He bowls, belongs to a lodge, and is best friends with his neighbor. This is what is termed a “Rhetorical Persona. ” Rhetorical persona is defined as someone in the present who mirrors someone from the past. Fulfilling a need for personality types. Getting your audience to think of you as a haloed predecessor. Fred Flintstone is tailored after Ralph Kramden in almost every way. Why did William Hanna do that? Because of the success of “The Honeymooners. ” Fred Flinstone went on to become one of the most popular cartoon characters of all time. Even today, shows like “The King of Queens” are based on “The Honeymooners. You’ll never see an improved phenom like the original again, as they rarely rehearsed. Gleason didn’t believe in rehearsing. He used kinesics if he forgot a line. He would simply rub his belly. As television has moved on we continue to see shows based on “The Honeymooners” and it characters. Due to its success and popularity even to this day, we probably always will. Bibliography David, Marc. , foreword by Horace Newcomb. Demographic Vistas, Television In American Culture. Pages 116, 114, 102, McCrohan, Donna. The Honeymooners Companion, The Kramdens and Nortons Revisited. Pages 16-24 Phillips, Mark.
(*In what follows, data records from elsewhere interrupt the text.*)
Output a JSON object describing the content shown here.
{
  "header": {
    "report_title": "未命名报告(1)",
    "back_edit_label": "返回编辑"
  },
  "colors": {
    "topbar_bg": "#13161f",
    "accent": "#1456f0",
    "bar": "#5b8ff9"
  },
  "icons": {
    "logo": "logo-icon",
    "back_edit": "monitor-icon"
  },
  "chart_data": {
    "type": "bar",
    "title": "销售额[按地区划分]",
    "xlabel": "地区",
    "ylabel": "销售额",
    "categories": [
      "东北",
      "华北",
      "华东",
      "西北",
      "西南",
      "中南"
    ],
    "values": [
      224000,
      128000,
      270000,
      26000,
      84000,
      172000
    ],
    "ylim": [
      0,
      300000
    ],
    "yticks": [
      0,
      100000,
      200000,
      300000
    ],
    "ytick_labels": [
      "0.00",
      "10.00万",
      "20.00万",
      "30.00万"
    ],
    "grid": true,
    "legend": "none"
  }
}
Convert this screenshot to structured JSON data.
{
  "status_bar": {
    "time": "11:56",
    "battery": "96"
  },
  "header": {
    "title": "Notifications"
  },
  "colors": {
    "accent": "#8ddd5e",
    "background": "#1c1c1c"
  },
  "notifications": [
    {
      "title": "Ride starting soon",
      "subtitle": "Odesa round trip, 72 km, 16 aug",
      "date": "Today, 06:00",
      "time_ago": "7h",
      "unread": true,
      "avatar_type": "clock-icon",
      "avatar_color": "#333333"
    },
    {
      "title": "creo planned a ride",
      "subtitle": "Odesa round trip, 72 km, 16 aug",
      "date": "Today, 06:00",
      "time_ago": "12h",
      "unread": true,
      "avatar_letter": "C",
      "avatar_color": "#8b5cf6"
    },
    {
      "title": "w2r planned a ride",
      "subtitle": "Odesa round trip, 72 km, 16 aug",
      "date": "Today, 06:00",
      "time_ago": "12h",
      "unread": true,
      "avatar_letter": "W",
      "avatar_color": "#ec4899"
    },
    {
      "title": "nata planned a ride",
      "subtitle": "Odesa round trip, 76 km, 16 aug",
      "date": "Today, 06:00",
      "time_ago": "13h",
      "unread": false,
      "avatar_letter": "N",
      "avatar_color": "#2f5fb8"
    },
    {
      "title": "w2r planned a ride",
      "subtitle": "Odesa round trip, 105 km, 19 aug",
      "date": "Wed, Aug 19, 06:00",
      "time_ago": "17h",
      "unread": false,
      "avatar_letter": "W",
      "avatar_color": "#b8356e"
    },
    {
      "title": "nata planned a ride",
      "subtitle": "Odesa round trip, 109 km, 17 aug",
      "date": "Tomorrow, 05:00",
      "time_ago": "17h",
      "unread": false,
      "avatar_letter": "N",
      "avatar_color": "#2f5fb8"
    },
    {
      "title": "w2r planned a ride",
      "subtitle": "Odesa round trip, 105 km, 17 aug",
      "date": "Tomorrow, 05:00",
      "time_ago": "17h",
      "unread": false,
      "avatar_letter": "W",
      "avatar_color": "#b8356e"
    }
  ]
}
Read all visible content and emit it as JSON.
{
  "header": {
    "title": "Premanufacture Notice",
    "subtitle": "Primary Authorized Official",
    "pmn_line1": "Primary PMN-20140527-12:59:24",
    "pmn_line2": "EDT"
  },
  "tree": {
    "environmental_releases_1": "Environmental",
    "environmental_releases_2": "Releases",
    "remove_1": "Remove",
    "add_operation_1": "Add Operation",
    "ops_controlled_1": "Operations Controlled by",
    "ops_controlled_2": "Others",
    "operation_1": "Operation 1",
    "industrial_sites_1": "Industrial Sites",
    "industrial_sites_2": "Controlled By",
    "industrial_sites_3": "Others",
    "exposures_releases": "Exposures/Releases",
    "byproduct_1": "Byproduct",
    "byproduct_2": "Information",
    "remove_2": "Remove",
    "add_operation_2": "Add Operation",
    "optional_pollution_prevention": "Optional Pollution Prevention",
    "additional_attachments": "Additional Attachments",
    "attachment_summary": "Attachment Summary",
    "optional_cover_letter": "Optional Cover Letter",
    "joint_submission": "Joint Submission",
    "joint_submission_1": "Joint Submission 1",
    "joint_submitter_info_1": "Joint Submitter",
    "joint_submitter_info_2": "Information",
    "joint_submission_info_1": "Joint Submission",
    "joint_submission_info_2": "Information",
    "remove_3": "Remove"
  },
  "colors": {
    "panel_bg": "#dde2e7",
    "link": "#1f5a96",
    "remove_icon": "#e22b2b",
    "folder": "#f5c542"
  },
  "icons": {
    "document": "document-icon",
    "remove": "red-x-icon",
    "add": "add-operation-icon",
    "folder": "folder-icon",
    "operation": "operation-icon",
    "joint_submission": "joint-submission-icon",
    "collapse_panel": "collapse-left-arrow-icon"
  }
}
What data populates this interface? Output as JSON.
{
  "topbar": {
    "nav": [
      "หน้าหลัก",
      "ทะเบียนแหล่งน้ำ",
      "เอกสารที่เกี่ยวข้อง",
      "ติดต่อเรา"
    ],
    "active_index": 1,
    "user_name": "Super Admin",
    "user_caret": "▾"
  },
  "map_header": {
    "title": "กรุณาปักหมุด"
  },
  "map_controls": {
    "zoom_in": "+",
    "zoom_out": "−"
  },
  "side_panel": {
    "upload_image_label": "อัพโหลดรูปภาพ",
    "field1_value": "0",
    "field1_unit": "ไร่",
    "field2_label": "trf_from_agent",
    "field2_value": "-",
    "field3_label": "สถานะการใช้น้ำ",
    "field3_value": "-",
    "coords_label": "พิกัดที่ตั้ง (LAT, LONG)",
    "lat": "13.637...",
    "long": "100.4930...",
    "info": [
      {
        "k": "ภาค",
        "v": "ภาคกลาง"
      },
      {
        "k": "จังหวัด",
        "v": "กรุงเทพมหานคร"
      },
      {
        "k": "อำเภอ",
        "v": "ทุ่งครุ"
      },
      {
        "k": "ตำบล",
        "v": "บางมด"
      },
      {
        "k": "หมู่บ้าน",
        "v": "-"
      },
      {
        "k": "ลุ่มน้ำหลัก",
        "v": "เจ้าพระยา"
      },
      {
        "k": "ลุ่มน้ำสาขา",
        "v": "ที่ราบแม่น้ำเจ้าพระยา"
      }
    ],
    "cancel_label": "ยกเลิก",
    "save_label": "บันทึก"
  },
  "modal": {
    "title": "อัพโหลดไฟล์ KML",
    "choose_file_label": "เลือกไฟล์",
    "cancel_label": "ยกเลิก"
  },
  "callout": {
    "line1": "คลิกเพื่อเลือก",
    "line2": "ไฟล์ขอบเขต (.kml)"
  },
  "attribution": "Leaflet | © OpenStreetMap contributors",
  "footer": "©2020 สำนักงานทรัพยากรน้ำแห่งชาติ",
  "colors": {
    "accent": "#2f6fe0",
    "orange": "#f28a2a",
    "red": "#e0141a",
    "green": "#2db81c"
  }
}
Honeymooners Trivia. Pages 41, 96, 97, 99,105 Bacon, James. “How Sweet It Is. ” (The Jackie Gleason Story) Pages 20-25 Crescenti, Peter. Columbe Bob. “The Official Honeymooners Treasury” Pages 31-39 The University Of Kentucky official website. www. uky. edu Episodes of “The Honeymooners” referenced: * Episode 26 – Young Man With A Horn * Episode 27 – Head Of The House * Episode 14 – The Man From Space * Episode 1 – T. V. Or Not T. V. * Episode 16 – Oh My Aching Back * Episode 14 – The Man From Space The Honeymooners Quashon Davis Persuasive Communication